Report all lines below with the word "heading".

DATASET RECORDS below:

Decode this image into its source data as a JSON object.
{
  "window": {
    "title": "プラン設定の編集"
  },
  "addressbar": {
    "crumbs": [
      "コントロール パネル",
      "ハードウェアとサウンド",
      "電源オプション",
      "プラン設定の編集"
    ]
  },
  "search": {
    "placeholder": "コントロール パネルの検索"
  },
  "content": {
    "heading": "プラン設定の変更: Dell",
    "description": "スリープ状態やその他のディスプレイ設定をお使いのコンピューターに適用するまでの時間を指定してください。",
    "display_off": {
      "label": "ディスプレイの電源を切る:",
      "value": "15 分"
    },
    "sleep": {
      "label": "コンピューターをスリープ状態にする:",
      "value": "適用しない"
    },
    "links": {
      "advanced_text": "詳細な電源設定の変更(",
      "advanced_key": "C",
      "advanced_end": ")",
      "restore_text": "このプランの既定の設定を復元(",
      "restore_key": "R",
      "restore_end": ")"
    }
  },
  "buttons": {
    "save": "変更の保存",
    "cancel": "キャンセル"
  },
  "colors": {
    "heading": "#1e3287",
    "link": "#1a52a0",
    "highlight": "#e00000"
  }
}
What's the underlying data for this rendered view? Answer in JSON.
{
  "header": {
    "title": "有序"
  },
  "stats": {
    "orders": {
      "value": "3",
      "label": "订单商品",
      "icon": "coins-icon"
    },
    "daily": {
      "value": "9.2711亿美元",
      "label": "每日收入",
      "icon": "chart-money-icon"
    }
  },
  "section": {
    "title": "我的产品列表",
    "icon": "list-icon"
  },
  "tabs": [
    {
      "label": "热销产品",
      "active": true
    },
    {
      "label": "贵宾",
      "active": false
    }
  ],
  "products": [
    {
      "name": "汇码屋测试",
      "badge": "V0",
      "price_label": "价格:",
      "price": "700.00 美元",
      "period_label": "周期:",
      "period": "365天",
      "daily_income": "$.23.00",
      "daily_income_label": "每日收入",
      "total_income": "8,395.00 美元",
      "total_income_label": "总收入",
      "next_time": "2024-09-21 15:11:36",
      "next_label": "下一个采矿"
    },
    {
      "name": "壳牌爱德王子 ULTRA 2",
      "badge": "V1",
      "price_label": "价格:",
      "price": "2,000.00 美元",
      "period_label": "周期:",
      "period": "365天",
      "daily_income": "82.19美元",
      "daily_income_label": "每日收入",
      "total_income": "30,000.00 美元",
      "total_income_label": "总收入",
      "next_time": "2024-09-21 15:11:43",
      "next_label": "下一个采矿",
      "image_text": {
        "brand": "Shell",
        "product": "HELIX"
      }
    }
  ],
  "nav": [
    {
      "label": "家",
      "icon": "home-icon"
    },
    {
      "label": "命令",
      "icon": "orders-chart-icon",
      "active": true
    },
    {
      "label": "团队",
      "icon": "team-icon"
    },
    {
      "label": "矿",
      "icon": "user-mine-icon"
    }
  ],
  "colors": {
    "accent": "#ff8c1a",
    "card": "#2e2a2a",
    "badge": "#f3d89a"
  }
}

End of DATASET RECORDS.
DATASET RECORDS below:

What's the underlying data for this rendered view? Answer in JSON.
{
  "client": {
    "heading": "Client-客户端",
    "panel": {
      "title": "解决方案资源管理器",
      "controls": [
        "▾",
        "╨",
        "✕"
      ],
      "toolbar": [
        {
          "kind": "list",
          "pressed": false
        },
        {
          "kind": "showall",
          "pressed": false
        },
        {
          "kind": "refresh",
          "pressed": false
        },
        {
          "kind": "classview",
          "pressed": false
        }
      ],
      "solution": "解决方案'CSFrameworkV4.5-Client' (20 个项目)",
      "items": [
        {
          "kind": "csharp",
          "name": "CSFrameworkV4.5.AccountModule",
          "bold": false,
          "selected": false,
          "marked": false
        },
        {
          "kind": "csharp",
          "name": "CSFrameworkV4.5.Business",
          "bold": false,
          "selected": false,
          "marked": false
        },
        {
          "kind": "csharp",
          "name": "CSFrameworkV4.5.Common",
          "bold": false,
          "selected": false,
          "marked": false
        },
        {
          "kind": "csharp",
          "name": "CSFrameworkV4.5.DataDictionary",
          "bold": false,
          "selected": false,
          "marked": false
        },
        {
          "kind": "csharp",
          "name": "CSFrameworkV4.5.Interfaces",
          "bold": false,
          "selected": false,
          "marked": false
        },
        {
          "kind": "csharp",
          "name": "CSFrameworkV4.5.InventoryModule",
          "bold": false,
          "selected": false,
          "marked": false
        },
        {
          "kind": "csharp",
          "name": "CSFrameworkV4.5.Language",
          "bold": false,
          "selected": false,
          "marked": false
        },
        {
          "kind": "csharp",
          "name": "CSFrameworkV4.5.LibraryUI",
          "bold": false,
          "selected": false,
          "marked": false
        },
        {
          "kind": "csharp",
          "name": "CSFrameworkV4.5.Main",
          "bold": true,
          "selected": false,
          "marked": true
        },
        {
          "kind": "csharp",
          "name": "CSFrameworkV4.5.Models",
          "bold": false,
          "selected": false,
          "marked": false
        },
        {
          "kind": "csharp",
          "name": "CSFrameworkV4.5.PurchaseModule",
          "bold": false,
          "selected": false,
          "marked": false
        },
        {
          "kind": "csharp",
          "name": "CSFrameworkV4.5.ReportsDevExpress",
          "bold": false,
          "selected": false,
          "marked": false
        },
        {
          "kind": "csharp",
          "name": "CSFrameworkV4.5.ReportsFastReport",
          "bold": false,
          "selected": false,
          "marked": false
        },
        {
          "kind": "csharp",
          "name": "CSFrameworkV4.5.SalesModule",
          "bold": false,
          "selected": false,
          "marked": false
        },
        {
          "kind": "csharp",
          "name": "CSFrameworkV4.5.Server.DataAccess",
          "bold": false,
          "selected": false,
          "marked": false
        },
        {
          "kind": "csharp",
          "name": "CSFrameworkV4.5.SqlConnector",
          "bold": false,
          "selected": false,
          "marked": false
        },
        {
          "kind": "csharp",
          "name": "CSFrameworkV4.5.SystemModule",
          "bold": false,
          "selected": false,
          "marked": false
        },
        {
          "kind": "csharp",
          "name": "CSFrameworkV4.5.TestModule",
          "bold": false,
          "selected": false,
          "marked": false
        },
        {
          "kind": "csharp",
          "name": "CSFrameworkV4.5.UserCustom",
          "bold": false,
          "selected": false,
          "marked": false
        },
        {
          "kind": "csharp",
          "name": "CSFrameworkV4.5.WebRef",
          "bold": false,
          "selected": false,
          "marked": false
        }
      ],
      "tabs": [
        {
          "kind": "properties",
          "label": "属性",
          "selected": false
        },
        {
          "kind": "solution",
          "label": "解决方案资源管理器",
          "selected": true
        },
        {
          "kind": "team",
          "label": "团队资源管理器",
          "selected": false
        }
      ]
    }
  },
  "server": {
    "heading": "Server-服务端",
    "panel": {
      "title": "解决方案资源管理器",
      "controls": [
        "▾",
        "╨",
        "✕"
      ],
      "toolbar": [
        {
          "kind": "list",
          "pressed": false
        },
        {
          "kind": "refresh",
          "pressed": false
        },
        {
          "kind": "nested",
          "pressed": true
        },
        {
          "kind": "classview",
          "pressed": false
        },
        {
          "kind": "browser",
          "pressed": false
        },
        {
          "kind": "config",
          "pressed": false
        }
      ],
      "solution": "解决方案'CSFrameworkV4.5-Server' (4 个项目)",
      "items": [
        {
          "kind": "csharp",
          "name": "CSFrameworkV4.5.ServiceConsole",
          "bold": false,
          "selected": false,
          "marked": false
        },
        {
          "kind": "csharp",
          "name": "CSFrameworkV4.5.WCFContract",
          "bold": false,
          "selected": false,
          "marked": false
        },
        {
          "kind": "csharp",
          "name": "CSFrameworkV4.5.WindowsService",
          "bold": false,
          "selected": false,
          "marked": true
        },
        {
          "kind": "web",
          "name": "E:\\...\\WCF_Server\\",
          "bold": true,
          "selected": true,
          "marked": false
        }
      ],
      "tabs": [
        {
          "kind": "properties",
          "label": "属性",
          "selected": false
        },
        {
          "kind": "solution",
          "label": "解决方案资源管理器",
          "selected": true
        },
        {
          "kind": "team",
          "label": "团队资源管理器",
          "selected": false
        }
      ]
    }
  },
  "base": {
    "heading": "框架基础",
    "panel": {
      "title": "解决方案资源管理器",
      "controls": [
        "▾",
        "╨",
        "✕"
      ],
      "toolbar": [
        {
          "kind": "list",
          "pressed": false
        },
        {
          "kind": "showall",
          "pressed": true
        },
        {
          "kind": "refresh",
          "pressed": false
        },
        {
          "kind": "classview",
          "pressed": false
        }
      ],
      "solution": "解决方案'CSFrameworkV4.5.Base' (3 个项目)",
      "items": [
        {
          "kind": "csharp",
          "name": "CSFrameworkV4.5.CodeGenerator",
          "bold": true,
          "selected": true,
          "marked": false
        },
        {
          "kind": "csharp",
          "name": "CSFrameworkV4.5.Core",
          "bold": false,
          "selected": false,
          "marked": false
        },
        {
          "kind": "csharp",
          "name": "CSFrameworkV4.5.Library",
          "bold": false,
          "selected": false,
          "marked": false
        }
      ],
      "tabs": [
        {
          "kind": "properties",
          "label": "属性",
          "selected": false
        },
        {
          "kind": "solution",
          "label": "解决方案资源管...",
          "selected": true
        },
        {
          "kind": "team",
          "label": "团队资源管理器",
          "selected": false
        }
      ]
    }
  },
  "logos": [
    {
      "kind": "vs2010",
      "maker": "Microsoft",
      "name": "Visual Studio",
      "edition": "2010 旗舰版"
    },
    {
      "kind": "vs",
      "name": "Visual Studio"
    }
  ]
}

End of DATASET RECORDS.

[SOLVED EXERCISE]:
    "heading": "プラン設定の変更: Dell",
    "heading": "#1e3287",
    "heading": "Client-客户端",
    "heading": "Server-服务端",
    "heading": "框架基础",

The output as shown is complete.